Task brief: Your answer must be a single number: how many lines in the records include the word "reverse".

-- Data to process follows --

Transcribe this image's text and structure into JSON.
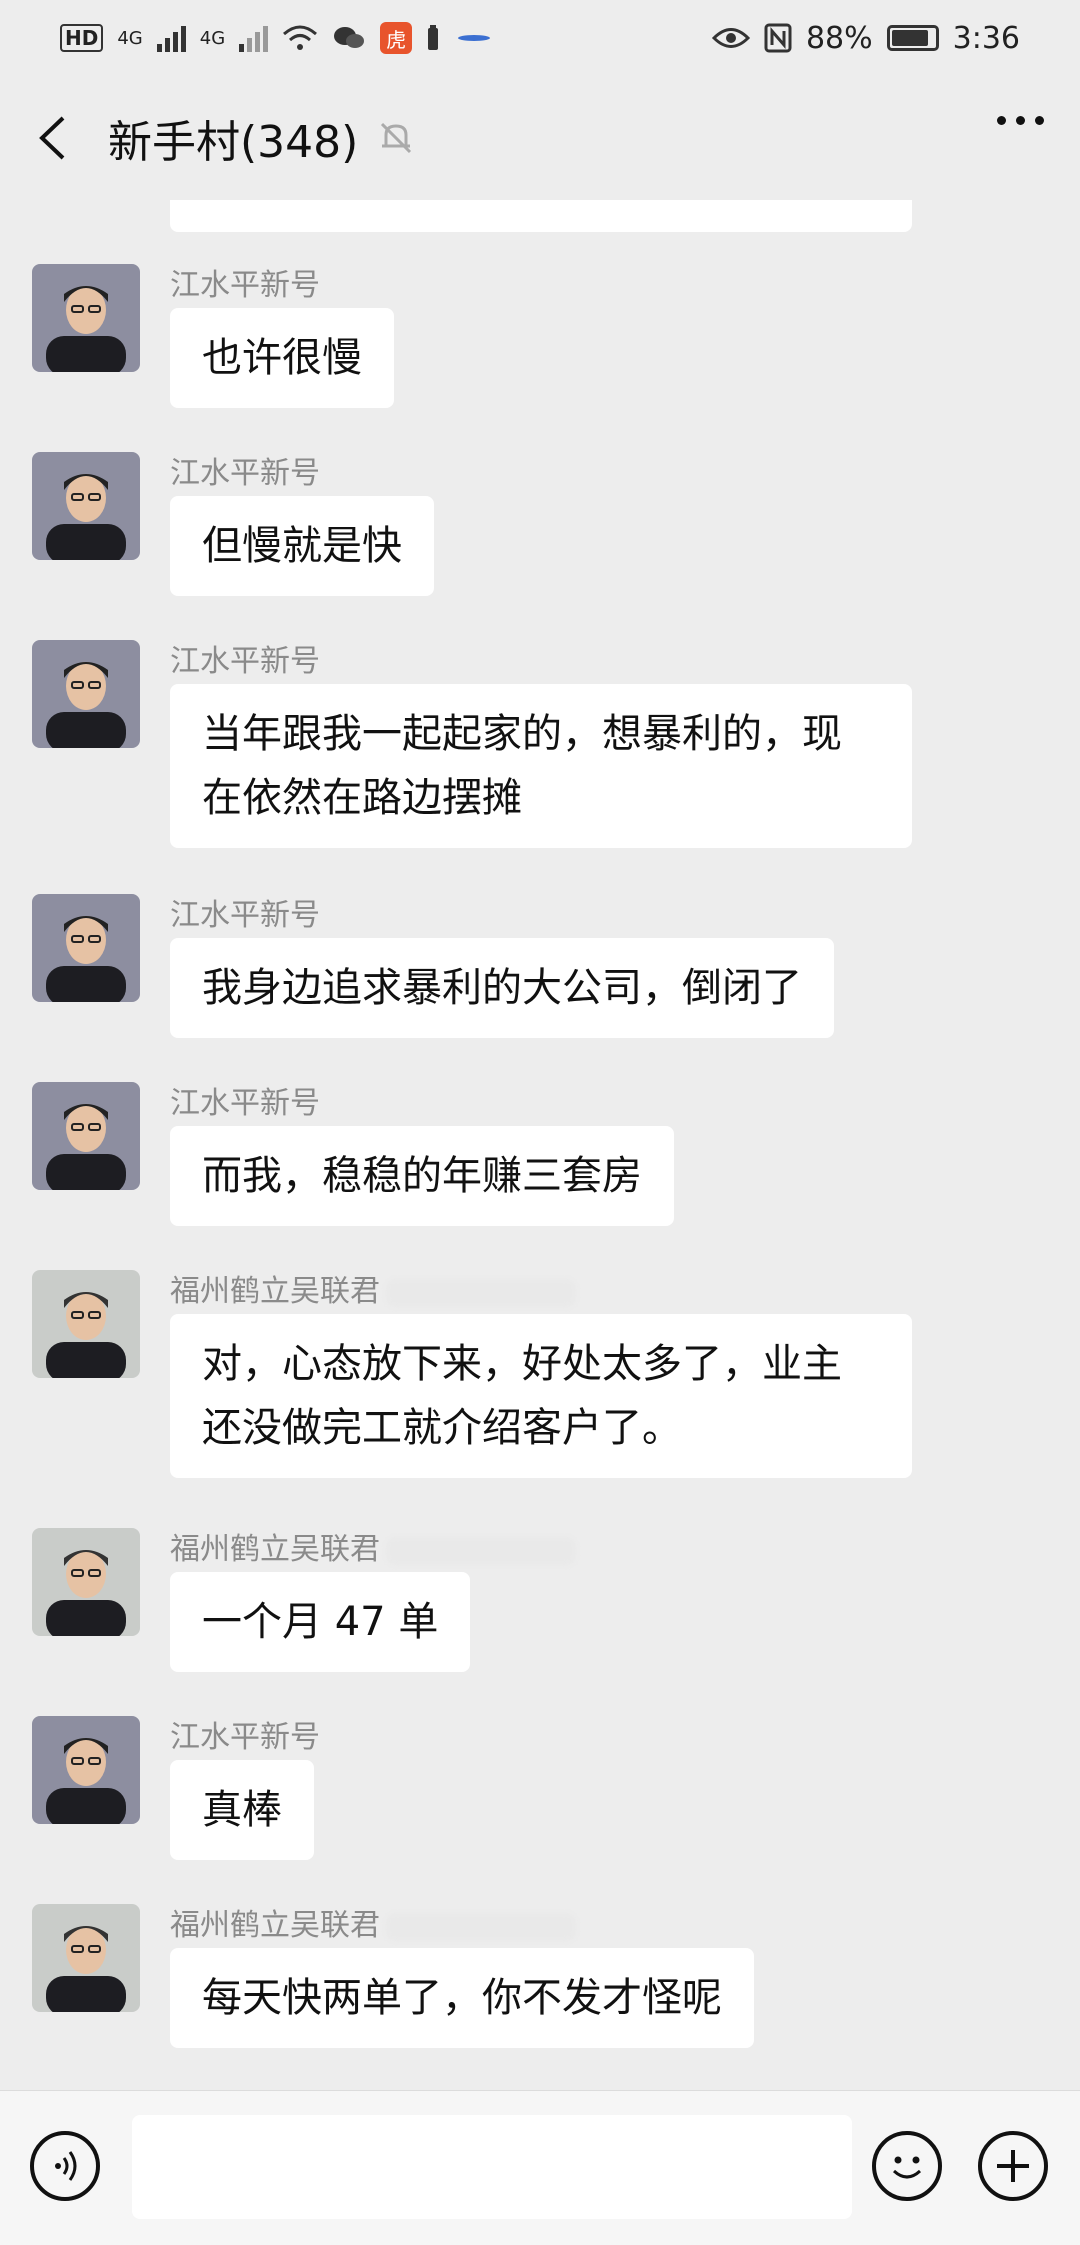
{
  "status_bar": {
    "hd": "HD",
    "net1": "4G",
    "net2": "4G",
    "app_badge": "虎",
    "battery": "88%",
    "time": "3:36"
  },
  "header": {
    "title": "新手村(348)"
  },
  "messages": [
    {
      "sender": "江水平新号",
      "text": "也许很慢",
      "avatar": "jiang"
    },
    {
      "sender": "江水平新号",
      "text": "但慢就是快",
      "avatar": "jiang"
    },
    {
      "sender": "江水平新号",
      "text": "当年跟我一起起家的，想暴利的，现在依然在路边摆摊",
      "avatar": "jiang"
    },
    {
      "sender": "江水平新号",
      "text": "我身边追求暴利的大公司，倒闭了",
      "avatar": "jiang"
    },
    {
      "sender": "江水平新号",
      "text": "而我，稳稳的年赚三套房",
      "avatar": "jiang"
    },
    {
      "sender": "福州鹤立吴联君",
      "text": "对，心态放下来，好处太多了，业主还没做完工就介绍客户了。",
      "avatar": "wu"
    },
    {
      "sender": "福州鹤立吴联君",
      "text": "一个月 47 单",
      "avatar": "wu"
    },
    {
      "sender": "江水平新号",
      "text": "真棒",
      "avatar": "jiang"
    },
    {
      "sender": "福州鹤立吴联君",
      "text": "每天快两单了，你不发才怪呢",
      "avatar": "wu"
    }
  ],
  "colors": {
    "background": "#ededed",
    "bubble": "#ffffff",
    "sender": "#8a8a8a"
  }
}
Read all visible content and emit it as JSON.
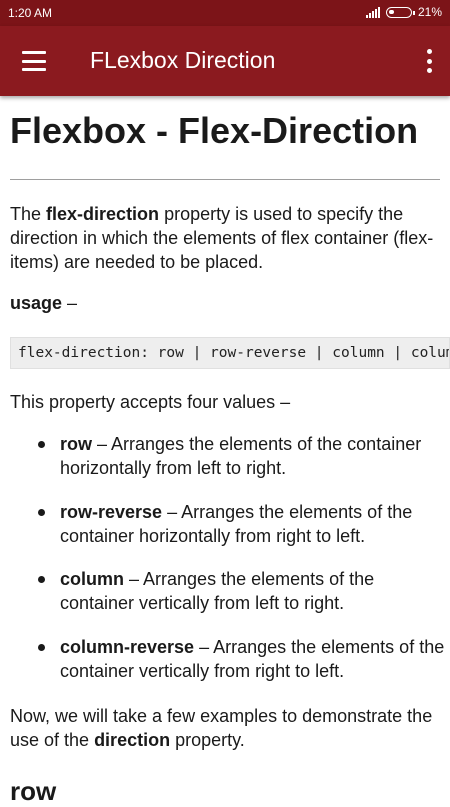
{
  "status_bar": {
    "time": "1:20 AM",
    "battery": "21%",
    "icons": [
      "signal-icon",
      "battery-icon"
    ]
  },
  "app_bar": {
    "title": "FLexbox Direction",
    "menu_icon": "hamburger-menu-icon",
    "overflow_icon": "more-vert-icon",
    "color": "#8b1a1f"
  },
  "article": {
    "heading": "Flexbox - Flex-Direction",
    "intro": {
      "before": "The ",
      "bold": "flex-direction",
      "after": " property is used to specify the direction in which the elements of flex container (flex-items) are needed to be placed."
    },
    "usage_label": "usage",
    "usage_dash": " –",
    "code": "flex-direction: row | row-reverse | column | column-reverse",
    "accepts_text": "This property accepts four values –",
    "values": [
      {
        "name": "row",
        "desc": " – Arranges the elements of the container horizontally from left to right."
      },
      {
        "name": "row-reverse",
        "desc": " – Arranges the elements of the container horizontally from right to left."
      },
      {
        "name": "column",
        "desc": " – Arranges the elements of the container vertically from left to right."
      },
      {
        "name": "column-reverse",
        "desc": " – Arranges the elements of the container vertically from right to left."
      }
    ],
    "examples": {
      "before": "Now, we will take a few examples to demonstrate the use of the ",
      "bold": "direction",
      "after": " property."
    },
    "section_heading": "row"
  }
}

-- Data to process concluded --

Output below: 3